Activity
Scan the data below for the string "JSON". Copy every line where it appears.

Page and application data records

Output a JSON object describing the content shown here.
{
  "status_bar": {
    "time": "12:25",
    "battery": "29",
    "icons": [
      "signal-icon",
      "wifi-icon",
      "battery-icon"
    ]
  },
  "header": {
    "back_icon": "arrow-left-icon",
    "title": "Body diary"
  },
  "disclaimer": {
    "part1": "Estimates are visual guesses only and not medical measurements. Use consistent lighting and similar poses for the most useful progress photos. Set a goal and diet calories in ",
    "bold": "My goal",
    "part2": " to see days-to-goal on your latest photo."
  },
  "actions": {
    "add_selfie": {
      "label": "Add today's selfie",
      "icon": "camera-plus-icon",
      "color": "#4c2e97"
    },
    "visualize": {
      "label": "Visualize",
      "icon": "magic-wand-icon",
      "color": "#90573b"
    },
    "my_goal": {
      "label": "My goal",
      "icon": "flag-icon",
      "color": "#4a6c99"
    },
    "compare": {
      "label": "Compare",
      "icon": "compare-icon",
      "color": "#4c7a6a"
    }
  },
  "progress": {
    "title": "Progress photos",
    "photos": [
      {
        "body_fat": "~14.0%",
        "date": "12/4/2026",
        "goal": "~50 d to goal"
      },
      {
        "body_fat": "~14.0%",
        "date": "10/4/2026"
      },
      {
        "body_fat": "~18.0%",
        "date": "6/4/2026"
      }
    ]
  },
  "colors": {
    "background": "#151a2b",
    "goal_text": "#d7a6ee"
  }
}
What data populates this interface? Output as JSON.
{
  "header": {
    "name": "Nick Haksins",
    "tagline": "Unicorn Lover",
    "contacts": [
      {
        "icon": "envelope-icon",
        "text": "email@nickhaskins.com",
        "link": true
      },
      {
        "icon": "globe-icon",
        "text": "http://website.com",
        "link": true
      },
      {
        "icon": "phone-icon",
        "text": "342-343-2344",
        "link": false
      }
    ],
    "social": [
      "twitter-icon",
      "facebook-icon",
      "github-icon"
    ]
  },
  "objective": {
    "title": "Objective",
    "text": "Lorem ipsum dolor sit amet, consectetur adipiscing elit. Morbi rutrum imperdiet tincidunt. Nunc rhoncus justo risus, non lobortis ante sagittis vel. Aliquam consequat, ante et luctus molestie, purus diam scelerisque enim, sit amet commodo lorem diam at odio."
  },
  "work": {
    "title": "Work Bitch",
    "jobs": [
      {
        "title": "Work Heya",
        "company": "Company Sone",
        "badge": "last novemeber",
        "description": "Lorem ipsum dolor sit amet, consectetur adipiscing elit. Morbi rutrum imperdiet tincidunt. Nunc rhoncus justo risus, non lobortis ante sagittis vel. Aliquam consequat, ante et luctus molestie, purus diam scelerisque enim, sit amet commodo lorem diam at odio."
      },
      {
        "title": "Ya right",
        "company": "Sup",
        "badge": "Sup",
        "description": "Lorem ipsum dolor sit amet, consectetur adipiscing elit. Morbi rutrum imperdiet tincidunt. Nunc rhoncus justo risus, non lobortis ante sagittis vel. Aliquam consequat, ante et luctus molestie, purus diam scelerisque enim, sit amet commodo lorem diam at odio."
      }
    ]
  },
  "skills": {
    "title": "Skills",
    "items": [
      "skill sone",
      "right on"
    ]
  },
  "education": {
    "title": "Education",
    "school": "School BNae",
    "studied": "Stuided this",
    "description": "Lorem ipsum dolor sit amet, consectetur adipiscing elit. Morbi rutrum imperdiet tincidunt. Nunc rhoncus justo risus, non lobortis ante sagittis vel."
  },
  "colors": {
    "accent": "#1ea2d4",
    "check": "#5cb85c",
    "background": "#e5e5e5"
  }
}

Response to the exercise
Output a JSON object describing the content shown here.
What data populates this interface? Output as JSON.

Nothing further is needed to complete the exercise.